Work to complete: Which of the lines below mention the word "Авансовый"? Pull each one out.

Input data:
★ ★ ★ ★ ★

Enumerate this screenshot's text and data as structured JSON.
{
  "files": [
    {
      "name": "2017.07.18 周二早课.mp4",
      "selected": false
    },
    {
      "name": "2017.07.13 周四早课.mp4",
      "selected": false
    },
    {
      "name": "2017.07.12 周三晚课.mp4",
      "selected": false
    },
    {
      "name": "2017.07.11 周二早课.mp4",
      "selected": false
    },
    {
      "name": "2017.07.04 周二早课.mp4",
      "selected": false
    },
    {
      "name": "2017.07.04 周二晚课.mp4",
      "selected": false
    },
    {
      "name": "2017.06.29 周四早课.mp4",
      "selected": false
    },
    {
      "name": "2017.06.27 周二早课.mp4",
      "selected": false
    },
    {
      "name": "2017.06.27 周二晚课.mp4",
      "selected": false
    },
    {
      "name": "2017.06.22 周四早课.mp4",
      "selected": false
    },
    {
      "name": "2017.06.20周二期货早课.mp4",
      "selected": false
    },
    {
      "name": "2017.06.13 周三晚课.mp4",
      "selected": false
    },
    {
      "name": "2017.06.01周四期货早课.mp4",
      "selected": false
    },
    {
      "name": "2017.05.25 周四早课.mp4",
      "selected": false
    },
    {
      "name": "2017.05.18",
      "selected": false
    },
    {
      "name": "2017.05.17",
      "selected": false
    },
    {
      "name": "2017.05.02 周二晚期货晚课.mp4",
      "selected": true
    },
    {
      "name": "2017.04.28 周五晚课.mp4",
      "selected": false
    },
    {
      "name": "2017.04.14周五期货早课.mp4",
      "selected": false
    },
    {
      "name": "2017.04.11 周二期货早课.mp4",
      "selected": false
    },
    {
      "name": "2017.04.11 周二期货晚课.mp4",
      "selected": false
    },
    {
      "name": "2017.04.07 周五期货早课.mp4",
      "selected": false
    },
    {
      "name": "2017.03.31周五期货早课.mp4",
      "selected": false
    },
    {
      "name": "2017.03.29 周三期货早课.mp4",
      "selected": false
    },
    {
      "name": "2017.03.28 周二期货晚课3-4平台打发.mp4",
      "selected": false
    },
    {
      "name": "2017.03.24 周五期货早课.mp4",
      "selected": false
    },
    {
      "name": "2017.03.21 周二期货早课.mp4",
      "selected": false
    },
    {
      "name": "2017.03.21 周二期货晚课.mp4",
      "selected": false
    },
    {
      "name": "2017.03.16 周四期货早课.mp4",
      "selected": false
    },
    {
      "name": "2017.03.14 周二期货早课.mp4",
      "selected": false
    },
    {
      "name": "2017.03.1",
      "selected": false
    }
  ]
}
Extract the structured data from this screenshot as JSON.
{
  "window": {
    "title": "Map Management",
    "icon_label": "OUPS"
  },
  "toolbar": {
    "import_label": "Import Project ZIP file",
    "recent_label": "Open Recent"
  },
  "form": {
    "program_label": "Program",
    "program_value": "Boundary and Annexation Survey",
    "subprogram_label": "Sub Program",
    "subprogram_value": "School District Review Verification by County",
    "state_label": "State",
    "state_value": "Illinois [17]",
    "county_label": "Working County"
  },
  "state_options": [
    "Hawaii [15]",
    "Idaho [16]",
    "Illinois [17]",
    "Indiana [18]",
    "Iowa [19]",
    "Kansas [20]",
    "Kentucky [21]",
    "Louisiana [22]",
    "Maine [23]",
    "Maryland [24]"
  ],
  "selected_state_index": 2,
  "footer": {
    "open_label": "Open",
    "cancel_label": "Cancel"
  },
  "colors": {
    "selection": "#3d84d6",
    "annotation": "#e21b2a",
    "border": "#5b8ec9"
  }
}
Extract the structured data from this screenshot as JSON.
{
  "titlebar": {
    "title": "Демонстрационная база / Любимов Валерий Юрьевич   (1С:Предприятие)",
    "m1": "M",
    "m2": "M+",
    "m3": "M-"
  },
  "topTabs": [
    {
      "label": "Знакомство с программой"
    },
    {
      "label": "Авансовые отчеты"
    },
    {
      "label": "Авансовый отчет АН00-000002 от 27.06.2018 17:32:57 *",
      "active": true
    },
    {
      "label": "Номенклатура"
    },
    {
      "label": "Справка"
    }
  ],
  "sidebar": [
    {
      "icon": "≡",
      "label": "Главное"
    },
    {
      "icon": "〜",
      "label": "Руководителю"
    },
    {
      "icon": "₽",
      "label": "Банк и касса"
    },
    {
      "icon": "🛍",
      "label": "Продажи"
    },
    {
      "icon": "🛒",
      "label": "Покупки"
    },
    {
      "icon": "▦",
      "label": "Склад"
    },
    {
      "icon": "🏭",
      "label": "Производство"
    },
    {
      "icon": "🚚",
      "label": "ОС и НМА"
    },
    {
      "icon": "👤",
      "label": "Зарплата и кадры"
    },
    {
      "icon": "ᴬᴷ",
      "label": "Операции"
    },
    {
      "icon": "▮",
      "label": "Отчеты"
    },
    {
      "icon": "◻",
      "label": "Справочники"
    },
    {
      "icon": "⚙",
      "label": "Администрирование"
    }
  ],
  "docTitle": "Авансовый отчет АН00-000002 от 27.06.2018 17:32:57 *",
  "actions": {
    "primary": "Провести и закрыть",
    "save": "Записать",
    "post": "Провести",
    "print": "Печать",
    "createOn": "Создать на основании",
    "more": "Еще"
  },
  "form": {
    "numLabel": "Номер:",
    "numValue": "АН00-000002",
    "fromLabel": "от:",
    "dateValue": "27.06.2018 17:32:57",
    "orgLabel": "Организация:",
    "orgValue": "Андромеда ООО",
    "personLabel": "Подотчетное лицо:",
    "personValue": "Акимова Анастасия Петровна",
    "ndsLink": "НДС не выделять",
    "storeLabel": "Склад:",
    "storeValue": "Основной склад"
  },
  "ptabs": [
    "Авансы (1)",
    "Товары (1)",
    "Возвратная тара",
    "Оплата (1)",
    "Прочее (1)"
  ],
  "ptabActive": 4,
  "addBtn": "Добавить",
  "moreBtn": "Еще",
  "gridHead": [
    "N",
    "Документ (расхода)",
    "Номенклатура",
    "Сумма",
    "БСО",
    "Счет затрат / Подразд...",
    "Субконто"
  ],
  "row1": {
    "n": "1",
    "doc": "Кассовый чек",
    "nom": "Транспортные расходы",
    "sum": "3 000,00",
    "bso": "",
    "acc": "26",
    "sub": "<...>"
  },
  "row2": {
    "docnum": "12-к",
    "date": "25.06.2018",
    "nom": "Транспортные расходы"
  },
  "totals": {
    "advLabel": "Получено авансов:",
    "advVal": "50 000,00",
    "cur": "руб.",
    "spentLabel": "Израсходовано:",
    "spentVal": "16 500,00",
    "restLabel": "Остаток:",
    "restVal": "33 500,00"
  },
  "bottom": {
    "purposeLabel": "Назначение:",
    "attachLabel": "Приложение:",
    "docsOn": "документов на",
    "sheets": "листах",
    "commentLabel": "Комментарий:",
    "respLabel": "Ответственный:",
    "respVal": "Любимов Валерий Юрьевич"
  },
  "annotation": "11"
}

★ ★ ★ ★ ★

Answer to this task:
      "label": "Авансовый отчет АН00-000002 от 27.06.2018 17:32:57 *",
  "docTitle": "Авансовый отчет АН00-000002 от 27.06.2018 17:32:57 *",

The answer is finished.